Print Edition: March 18, 2014
Journalism is not marketing
Once I was cornered at an event by the leader of a non-profit organization and bombarded with reasons why their campaigning would make “a great article.” I kept saying non-committal things like, “Yeah, maybe,” and, “Oh, cool.” But when it finally got down to not being able to change the subject, I began to explain a simple concept about journalism: it is not marketing.
Journalism is not here so your company or organization can gain “free exposure.” Journalism is about documenting what is happening in front of you, keeping those in power accountable, and asking questions for those who don’t have voices. News is when something is new or out of the ordinary; you can’t just write about something existing. A non-profit organization helping people is not news, as that’s what they normally do. It would be news if such an organization was undergoing a major change, but this isn’t what I find. Usually, these organizations, out of the goodness of their hearts, want to spread the love. I say, spread the love! I suggest using WordPress or social media.
“Nothing ever happens at UFV, man.”
This is a sentiment that many of us have heard on many occasions. While I’m sure SUS and other student groups at UFV are itching to let you know that “actually, there are many events at UFV; here’s a list of the 45 events happening next week,” the truth of the matter is that there is very little student involvement at UFV. Apathy isn’t the way to create new events and organizations. If you want to do something (even something as ludicrous as starting a Trampoline Enthusiasts’ Organization), talk to SUS, talk to other students, and, most importantly, participate!
“Nothing ever happens at UFV” is wrong. What you should be saying is, “I never do anything at UFV.” Get involved, do something, talk to like-minded people, and start a club. And stop complaining.
Dice and vice
“We built this city. We built this city on rock and wool.”
Sure, that’s not how you actually build a city. Cities are built with rock and wheat. But it is more than fun to reinterpret those 1980s Starship lyrics for the magical game called Settlers of Catan.

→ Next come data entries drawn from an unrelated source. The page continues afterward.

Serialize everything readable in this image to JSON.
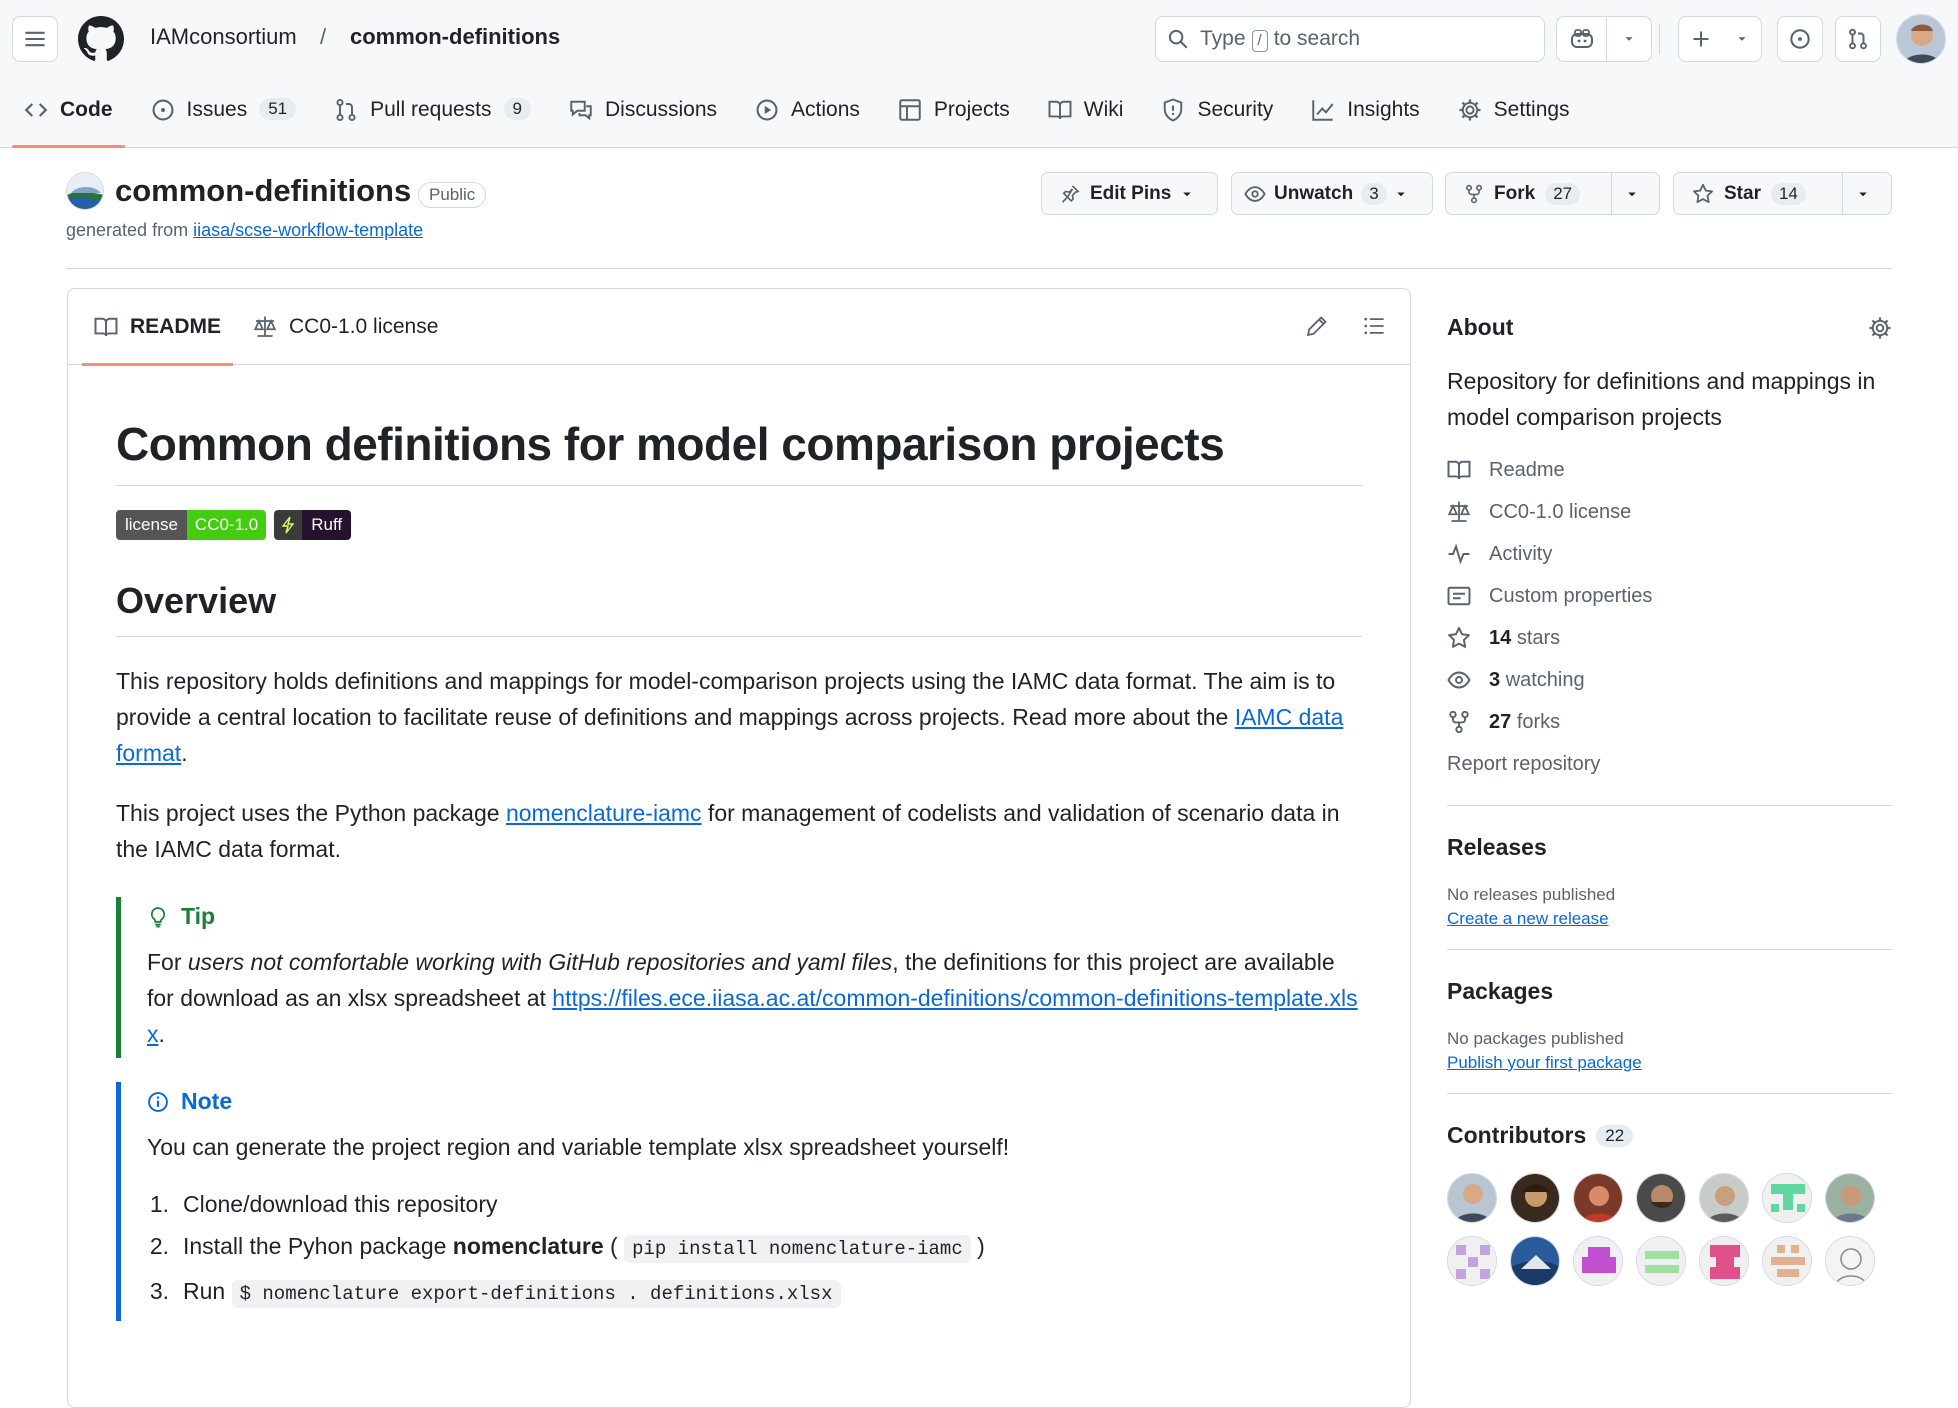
{
  "header": {
    "owner": "IAMconsortium",
    "sep": "/",
    "repo": "common-definitions",
    "search_type": "Type",
    "search_key": "/",
    "search_rest": "to search"
  },
  "tabs": [
    {
      "label": "Code"
    },
    {
      "label": "Issues",
      "count": "51"
    },
    {
      "label": "Pull requests",
      "count": "9"
    },
    {
      "label": "Discussions"
    },
    {
      "label": "Actions"
    },
    {
      "label": "Projects"
    },
    {
      "label": "Wiki"
    },
    {
      "label": "Security"
    },
    {
      "label": "Insights"
    },
    {
      "label": "Settings"
    }
  ],
  "repo": {
    "name": "common-definitions",
    "visibility": "Public",
    "generated_prefix": "generated from",
    "generated_link": "iiasa/scse-workflow-template"
  },
  "actions": {
    "edit_pins": "Edit Pins",
    "unwatch": "Unwatch",
    "watch_count": "3",
    "fork": "Fork",
    "fork_count": "27",
    "star": "Star",
    "star_count": "14"
  },
  "readme_tabs": {
    "readme": "README",
    "license": "CC0-1.0 license"
  },
  "readme": {
    "title": "Common definitions for model comparison projects",
    "badge_license_l": "license",
    "badge_license_r": "CC0-1.0",
    "badge_ruff": "Ruff",
    "overview": "Overview",
    "p1_a": "This repository holds definitions and mappings for model-comparison projects using the IAMC data format. The aim is to provide a central location to facilitate reuse of definitions and mappings across projects. Read more about the ",
    "p1_link": "IAMC data format",
    "p1_end": ".",
    "p2_a": "This project uses the Python package ",
    "p2_link": "nomenclature-iamc",
    "p2_b": " for management of codelists and validation of scenario data in the IAMC data format.",
    "tip_title": "Tip",
    "tip_a": "For ",
    "tip_em": "users not comfortable working with GitHub repositories and yaml files",
    "tip_b": ", the definitions for this project are available for download as an xlsx spreadsheet at ",
    "tip_link": "https://files.ece.iiasa.ac.at/common-definitions/common-definitions-template.xlsx",
    "tip_end": ".",
    "note_title": "Note",
    "note_text": "You can generate the project region and variable template xlsx spreadsheet yourself!",
    "steps": [
      {
        "n": "1.",
        "text": "Clone/download this repository"
      },
      {
        "n": "2.",
        "a": "Install the Pyhon package ",
        "b": "nomenclature",
        "c": " ( ",
        "code": "pip install nomenclature-iamc",
        "d": " )"
      },
      {
        "n": "3.",
        "a": "Run ",
        "code": "$ nomenclature export-definitions . definitions.xlsx"
      }
    ]
  },
  "about": {
    "title": "About",
    "desc": "Repository for definitions and mappings in model comparison projects",
    "readme": "Readme",
    "license": "CC0-1.0 license",
    "activity": "Activity",
    "custom": "Custom properties",
    "stars_n": "14",
    "stars": "stars",
    "watching_n": "3",
    "watching": "watching",
    "forks_n": "27",
    "forks": "forks",
    "report": "Report repository"
  },
  "releases": {
    "title": "Releases",
    "none": "No releases published",
    "link": "Create a new release"
  },
  "packages": {
    "title": "Packages",
    "none": "No packages published",
    "link": "Publish your first package"
  },
  "contributors": {
    "title": "Contributors",
    "count": "22"
  },
  "colors": {
    "accent": "#fd8c73",
    "link": "#0969da",
    "tip": "#1a7f37",
    "note": "#0969da"
  }
}
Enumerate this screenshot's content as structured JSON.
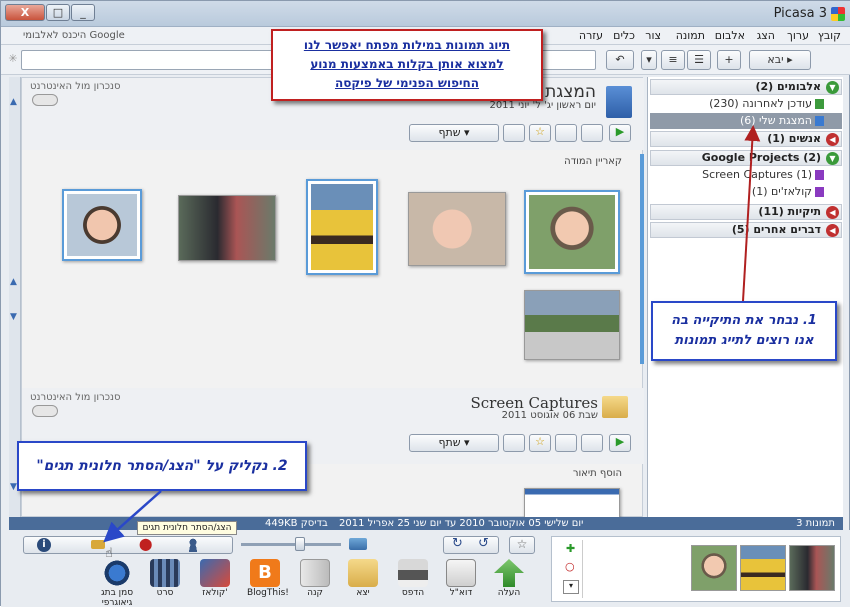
{
  "window": {
    "title": "Picasa 3",
    "close_label": "X",
    "max_label": "□",
    "min_label": "_"
  },
  "menu": {
    "items": [
      "קובץ",
      "ערוך",
      "הצג",
      "אלבום",
      "תמונה",
      "צור",
      "כלים",
      "עזרה"
    ],
    "google_signin": "היכנס לאלבומי Google"
  },
  "toolbar": {
    "import_label": "יבא"
  },
  "tree": {
    "sections": [
      {
        "label": "אלבומים (2)",
        "arrow": "green"
      },
      {
        "label": "אנשים (1)",
        "arrow": "red"
      },
      {
        "label": "Google Projects (2)",
        "arrow": "red"
      },
      {
        "label": "תיקיות (11)",
        "arrow": "red"
      },
      {
        "label": "דברים אחרים (5)",
        "arrow": "red"
      }
    ],
    "albums": [
      "עודכן לאחרונה (230)",
      "המצגת שלי (6)"
    ],
    "projects": [
      "Screen Captures (1)",
      "קולאז'ים (1)"
    ]
  },
  "album1": {
    "title": "המצגת שלי",
    "date": "יום ראשון יג' ל' יוני 2011",
    "sync_label": "סנכרון מול האינטרנט",
    "share_label": "שתף",
    "caption_label": "קאריין המודה"
  },
  "album2": {
    "title": "Screen Captures",
    "date": "שבת 06 אוגוסט 2011",
    "sync_label": "סנכרון מול האינטרנט",
    "share_label": "שתף",
    "caption_label": "הוסף תיאור"
  },
  "status": {
    "count": "3 תמונות",
    "range": "יום שלישי 05 אוקטובר 2010 עד יום שני 25 אפריל 2011",
    "size": "449KB בדיסק",
    "tooltip": "הצג/הסתר חלונית תגים"
  },
  "bottom_actions": [
    {
      "name": "upload",
      "label": "העלה"
    },
    {
      "name": "email",
      "label": "דוא\"ל"
    },
    {
      "name": "print",
      "label": "הדפס"
    },
    {
      "name": "export",
      "label": "יצא"
    },
    {
      "name": "buy",
      "label": "קנה"
    },
    {
      "name": "blog",
      "label": "BlogThis!"
    },
    {
      "name": "collage",
      "label": "קולאז'"
    },
    {
      "name": "movie",
      "label": "סרט"
    },
    {
      "name": "geotag",
      "label": "סמן בתג גיאוגרפי"
    }
  ],
  "callouts": {
    "top": [
      "תיוג תמונות במילות מפתח יאפשר לנו",
      "למצוא אותן בקלות באמצעות מנוע",
      "החיפוש הפנימי של פיקסה"
    ],
    "right": [
      "1. נבחר את התיקייה בה",
      "אנו רוצים לתייג תמונות"
    ],
    "bottom": "2. נקליק על \"הצג/הסתר חלונית תגים\""
  },
  "colors": {
    "status_bg": "#4a6c99",
    "callout_red": "#c02020",
    "callout_blue": "#2a48c8",
    "selected_row": "#8f9aa8"
  }
}
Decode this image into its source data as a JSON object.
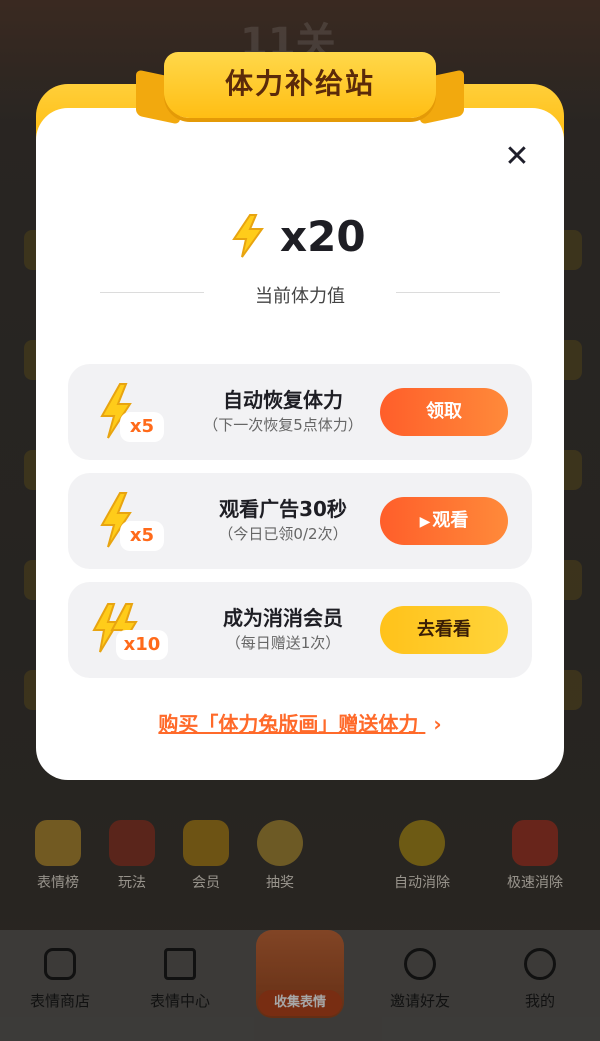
{
  "background": {
    "level": "11关",
    "quick_actions": [
      "表情榜",
      "玩法",
      "会员",
      "抽奖",
      "自动消除",
      "极速消除"
    ],
    "bottom_nav": [
      "表情商店",
      "表情中心",
      "收集表情",
      "邀请好友",
      "我的"
    ]
  },
  "modal": {
    "title": "体力补给站",
    "energy_value": "x20",
    "energy_label": "当前体力值",
    "cards": [
      {
        "multiplier": "x5",
        "title": "自动恢复体力",
        "subtitle": "（下一次恢复5点体力）",
        "button": "领取",
        "button_icon": "none"
      },
      {
        "multiplier": "x5",
        "title": "观看广告30秒",
        "subtitle": "（今日已领0/2次）",
        "button": "观看",
        "button_icon": "play-icon"
      },
      {
        "multiplier": "x10",
        "title": "成为消消会员",
        "subtitle": "（每日赠送1次）",
        "button": "去看看",
        "button_icon": "none"
      }
    ],
    "promo_link": "购买「体力兔版画」赠送体力",
    "promo_arrow": "›",
    "close_icon": "close-icon"
  },
  "colors": {
    "accent_orange": "#ff6a2a",
    "ribbon": "#ffc21a",
    "lightning": "#ffcc1a"
  }
}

My burning addiction to Settlers has been growing for the past few months. But it was only in these last three weeks that I have seen what this game truly is — an insatiable construct that invades lives and turns friendships into conquests. Always wanting more. More wheat. More ore. More wood. More brick. More sheep. More …
This game has become a way of life for me and those around me. Having initially discovered the game and introduced my friends, there is nothing else left for us. It’s all Catan. After receiving the six-player extension for my birthday, six of us sat down for eight hours of Settlers last Saturday. Hours passed by in seconds.
What I’m getting at is if you don’t want your life receding into the shadows of dice and vice, never touch this game. Once you do, there is no turning back.
There’s a lovely plaque in front of the new and nearly complete Student Union Building. Among the central purposes of the SUB it lists is the following: “To support its students, staff, and alumni in their pursuit of the essential values of intellectual integrity, freedom of inquiry and the exchange of ideas, and the equal dignity of all persons.” But there is no acknowledgement of the building being built on unceded Stó:l? land. Considering that the university is working so hard to indigenize, and as a student who supported and helped pay for this building, I find this upsetting. It falls in line with Canada’s continued avoidance of a brutal history and cowardly present. The relationship between First Nations people and the government isn’t healthy. Canadians don’t know enough about our history, and that makes it easy for the government to avoid making First Nations welfare and rights a priority. It’s this little thing — not acknowledging unceded land — that brings up a huge, ugly problem. It would only be a gesture, and maybe that’s not much, but why is there no acknowledgement?